Guarnido’s strokes reflect in every detail and more than a wink different atmospheres of the time, which, for Díaz Canales, invite to an “immersive experience”: from a testosterone newspaper office to the dark catacombs of the metro, passing through the vertigo over a macro-bridge under construction or a party like ‘Playboy’ editor Hugh Heffner’s. “As a child I was fascinated by drawings with profusion of details, such as those of Asterix, Richard Scarry or Jan’s ‘Cole cole’ – Guarnido explains -. Here we represent the time as it is, with coherence, without anachronisms. And it is very funny do it with anthropomorphic animals, some very realistic, others more ‘cartoon’ … The intention was to humanize them enough so that the animal contribution and the different role of each species had a narrative function.
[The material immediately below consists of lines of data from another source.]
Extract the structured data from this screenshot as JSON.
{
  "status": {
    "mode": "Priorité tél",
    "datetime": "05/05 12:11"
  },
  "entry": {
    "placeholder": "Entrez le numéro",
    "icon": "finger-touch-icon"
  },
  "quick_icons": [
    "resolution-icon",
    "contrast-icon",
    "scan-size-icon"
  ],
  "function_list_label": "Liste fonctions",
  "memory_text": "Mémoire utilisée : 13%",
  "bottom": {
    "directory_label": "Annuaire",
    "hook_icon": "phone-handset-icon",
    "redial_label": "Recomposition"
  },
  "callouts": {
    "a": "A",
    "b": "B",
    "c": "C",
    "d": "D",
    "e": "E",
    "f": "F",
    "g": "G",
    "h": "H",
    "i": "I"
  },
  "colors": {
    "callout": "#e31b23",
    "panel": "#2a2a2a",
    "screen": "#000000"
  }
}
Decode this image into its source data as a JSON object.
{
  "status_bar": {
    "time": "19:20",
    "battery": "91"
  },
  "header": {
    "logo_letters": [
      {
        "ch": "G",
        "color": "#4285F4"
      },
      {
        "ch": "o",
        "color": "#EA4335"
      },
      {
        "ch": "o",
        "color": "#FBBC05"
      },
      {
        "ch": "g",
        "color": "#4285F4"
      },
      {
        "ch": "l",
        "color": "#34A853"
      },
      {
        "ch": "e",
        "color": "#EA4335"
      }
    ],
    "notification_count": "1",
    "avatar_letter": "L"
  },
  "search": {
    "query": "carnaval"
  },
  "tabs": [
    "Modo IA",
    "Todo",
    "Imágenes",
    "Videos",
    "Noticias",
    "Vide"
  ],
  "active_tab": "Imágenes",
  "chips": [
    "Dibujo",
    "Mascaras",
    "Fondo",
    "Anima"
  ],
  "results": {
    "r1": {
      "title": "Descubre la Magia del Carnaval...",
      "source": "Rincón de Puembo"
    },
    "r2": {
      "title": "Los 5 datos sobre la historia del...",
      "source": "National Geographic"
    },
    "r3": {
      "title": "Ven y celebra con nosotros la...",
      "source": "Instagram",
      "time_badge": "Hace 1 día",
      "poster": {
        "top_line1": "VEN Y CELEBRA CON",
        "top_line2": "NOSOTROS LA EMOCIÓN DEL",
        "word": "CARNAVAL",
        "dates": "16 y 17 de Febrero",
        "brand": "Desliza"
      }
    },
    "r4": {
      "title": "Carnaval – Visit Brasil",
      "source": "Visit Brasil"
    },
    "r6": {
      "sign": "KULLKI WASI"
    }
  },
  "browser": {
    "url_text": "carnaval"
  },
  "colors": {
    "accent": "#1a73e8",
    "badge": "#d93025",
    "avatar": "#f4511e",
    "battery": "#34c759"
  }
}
But it worked more than we thought and the good thing is that the reader instantly forgets that they are animals. ”
Culture is always in conflict but in the long run it always wins, because it lasts and passes the sieve of time
Juan Diaz Canales
Another image, fresco of the time, is a theatrical representation of the massive and free outdoor festival Shakespeare in the Park, which is still celebrated today, although in the comic, as it happened in reality, it seems to be in danger. “Robert Moses, on whom the gardens of the city depended, tried to ban it because he said that it destroyed the lawn and wanted it to be done by charging to finance its maintenance – says the screenwriter -. Culture is always in conflict but in the long run it always wins, because it lasts and passes the sieve of time “.
Eight years have passed since the previous installment of ‘Blacksad’. During this time, Díaz Canales has lavished on the resurrection of the Short Maltese by Hugo Pratt with Rubén Pellejero, of which they are already preparing the next story, in addition to publishing his first solo work (‘How the water travels’). Guarnido, for his part, turned to ‘El Buscón de las Indias’, together with Alain Ayroles, and now he will do so in the second part of’ Todo falls’, scheduled for early 2023 and for which they already have a script and ‘ storyboard ‘.
It has functioned as a gateway to convince people to take an interest in comics
What its creators value the most of ‘Blacksad’ is that “it is a machine to attract new readers to the comic”. “It has worked as a gateway to convince people to be interested in comics, they tell you that they did not think that comics were made like this, as happened with Paco Roca’s ‘Wrinkles’,” says Guarnido, who reveals the complicity of many booksellers: “They tell you that their strategy is to tell the reader: ‘Here, read it, and if you don’t like it, I’ll give you your money back.’ And no one has returned it, he assures smiling.